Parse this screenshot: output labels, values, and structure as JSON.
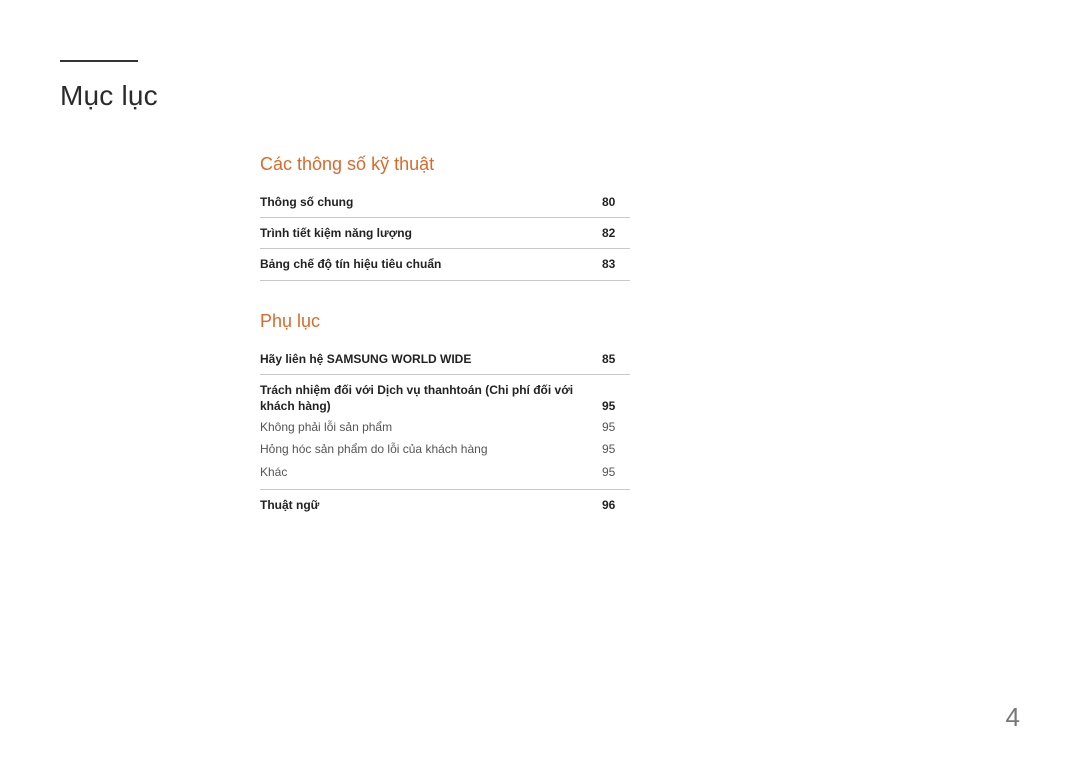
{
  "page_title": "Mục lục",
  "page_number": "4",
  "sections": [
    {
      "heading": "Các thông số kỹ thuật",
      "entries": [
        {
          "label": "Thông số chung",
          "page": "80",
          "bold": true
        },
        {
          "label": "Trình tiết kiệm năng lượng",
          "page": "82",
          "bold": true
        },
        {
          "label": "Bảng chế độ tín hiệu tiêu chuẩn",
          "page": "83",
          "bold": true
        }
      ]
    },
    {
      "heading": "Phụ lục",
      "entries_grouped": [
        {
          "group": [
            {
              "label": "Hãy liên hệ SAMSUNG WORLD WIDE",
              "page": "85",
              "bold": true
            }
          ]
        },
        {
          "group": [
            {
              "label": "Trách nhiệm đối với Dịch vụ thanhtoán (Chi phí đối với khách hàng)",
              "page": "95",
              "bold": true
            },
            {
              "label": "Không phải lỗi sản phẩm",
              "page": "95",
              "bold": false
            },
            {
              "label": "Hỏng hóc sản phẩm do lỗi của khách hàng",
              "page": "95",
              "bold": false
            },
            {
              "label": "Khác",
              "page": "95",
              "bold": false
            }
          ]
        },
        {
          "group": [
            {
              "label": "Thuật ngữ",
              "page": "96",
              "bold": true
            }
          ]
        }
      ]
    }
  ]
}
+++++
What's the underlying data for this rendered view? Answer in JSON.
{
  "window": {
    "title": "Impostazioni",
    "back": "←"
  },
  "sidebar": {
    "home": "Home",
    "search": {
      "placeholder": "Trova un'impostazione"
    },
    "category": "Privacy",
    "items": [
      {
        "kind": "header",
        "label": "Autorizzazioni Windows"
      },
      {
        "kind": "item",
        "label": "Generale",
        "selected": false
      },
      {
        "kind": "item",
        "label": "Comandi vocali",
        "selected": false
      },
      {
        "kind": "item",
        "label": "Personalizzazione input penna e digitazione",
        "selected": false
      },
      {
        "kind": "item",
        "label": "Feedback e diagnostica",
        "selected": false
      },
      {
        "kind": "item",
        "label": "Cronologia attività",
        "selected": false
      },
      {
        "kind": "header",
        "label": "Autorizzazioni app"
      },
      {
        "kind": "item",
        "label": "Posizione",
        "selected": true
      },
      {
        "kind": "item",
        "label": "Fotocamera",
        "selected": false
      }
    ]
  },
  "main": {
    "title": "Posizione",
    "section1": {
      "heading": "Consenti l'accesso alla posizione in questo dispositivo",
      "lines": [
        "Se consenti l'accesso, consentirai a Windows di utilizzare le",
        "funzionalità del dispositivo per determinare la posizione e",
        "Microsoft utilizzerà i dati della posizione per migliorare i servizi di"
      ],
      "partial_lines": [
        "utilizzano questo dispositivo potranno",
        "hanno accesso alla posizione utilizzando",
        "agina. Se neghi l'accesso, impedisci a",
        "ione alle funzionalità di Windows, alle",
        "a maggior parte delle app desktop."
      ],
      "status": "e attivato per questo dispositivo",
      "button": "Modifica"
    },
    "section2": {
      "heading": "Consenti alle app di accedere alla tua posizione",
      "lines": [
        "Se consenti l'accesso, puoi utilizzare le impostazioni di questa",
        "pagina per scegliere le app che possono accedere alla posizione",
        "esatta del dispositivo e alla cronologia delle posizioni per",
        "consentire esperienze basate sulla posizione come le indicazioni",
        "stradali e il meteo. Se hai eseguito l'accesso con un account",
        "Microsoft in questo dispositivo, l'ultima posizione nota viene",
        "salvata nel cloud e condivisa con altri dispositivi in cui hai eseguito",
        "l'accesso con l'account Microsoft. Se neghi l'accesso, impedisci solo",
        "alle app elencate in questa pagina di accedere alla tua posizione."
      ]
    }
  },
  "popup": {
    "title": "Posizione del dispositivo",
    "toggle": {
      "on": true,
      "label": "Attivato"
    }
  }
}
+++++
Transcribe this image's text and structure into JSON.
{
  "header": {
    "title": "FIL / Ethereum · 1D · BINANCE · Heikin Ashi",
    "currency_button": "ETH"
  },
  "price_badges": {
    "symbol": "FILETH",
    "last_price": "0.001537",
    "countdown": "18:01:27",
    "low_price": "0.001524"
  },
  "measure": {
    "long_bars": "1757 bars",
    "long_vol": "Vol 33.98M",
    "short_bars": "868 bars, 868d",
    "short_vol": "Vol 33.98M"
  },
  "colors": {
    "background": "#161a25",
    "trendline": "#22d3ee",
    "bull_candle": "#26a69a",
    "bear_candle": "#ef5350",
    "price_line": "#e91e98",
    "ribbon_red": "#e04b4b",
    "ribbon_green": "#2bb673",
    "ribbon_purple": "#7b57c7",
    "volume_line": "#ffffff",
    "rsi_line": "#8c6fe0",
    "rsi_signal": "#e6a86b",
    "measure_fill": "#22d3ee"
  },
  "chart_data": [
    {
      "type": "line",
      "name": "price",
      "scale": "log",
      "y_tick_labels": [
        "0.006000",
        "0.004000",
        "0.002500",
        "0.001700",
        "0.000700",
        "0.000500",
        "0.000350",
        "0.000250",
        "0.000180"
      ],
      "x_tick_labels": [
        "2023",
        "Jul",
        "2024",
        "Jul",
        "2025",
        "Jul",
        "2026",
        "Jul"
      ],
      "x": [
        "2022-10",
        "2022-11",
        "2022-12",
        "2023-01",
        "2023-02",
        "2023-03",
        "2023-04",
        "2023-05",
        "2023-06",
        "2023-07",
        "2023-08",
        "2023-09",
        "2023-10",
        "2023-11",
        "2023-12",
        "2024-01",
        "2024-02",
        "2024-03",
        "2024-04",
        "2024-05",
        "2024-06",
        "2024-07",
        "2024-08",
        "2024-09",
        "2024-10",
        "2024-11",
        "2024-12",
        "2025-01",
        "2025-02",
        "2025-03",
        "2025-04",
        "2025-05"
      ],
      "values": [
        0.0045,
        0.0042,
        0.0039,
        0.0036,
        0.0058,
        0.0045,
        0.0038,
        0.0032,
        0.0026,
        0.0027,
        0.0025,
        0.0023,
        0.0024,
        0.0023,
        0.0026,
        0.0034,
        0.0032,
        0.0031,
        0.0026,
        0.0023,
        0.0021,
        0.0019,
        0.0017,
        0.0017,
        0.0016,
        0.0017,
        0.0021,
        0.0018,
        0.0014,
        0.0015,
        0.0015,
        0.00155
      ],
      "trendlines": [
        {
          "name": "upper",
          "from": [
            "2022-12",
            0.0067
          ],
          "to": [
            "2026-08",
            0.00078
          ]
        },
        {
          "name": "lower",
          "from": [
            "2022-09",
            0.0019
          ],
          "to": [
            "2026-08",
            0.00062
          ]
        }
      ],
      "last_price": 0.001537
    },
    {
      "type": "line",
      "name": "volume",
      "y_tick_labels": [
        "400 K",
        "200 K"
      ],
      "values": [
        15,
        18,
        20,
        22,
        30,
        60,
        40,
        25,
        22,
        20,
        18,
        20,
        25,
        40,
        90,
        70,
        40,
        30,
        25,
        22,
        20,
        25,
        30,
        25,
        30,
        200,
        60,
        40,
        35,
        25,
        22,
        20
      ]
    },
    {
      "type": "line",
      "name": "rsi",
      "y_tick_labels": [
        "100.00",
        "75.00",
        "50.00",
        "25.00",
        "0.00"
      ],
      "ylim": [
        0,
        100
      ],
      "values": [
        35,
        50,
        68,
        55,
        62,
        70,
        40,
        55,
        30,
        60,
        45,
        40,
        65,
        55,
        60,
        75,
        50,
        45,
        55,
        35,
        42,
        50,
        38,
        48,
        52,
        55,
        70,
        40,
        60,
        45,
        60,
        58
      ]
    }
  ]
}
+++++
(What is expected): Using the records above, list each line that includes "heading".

(Output of the exercise):
      "heading": "Các thông số kỹ thuật",
      "heading": "Phụ lục",
      "heading": "Consenti l'accesso alla posizione in questo dispositivo",
      "heading": "Consenti alle app di accedere alla tua posizione",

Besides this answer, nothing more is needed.